Problem statement = Search the entries below for "star", and copy each line where it appears.

Interface dataset entries:
────────────────
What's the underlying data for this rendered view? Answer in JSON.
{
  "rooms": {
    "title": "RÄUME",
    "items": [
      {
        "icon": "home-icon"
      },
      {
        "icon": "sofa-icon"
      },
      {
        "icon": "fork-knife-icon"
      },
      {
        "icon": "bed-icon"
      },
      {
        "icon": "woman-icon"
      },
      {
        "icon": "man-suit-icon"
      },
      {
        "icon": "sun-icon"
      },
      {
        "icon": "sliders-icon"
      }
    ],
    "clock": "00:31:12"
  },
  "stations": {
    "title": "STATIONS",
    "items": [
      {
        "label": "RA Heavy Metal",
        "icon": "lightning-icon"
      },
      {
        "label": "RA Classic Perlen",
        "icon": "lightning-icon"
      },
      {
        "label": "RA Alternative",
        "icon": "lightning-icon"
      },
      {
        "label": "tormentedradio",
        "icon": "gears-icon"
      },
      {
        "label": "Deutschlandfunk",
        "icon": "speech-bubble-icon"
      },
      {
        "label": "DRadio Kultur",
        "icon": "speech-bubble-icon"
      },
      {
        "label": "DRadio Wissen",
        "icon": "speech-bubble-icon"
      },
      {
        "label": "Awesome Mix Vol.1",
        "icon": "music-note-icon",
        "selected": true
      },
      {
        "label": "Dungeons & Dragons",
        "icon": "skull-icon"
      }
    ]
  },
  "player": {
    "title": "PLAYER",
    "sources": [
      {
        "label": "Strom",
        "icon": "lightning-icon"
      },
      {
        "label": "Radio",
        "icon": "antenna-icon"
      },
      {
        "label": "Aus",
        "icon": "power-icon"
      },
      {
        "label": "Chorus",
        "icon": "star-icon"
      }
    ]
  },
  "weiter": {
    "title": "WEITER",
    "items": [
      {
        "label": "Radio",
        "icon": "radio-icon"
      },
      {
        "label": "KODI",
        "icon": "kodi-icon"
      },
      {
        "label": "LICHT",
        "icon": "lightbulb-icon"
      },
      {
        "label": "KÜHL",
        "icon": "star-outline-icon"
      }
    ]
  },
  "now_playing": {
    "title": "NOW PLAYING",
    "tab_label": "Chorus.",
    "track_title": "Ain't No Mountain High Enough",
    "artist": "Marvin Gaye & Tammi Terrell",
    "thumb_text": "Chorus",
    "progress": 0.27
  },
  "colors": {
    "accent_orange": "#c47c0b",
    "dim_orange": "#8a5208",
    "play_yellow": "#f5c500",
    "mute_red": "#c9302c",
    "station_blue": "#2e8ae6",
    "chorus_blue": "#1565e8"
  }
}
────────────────
Solution below =
        "icon": "star-icon"
        "icon": "star-outline-icon"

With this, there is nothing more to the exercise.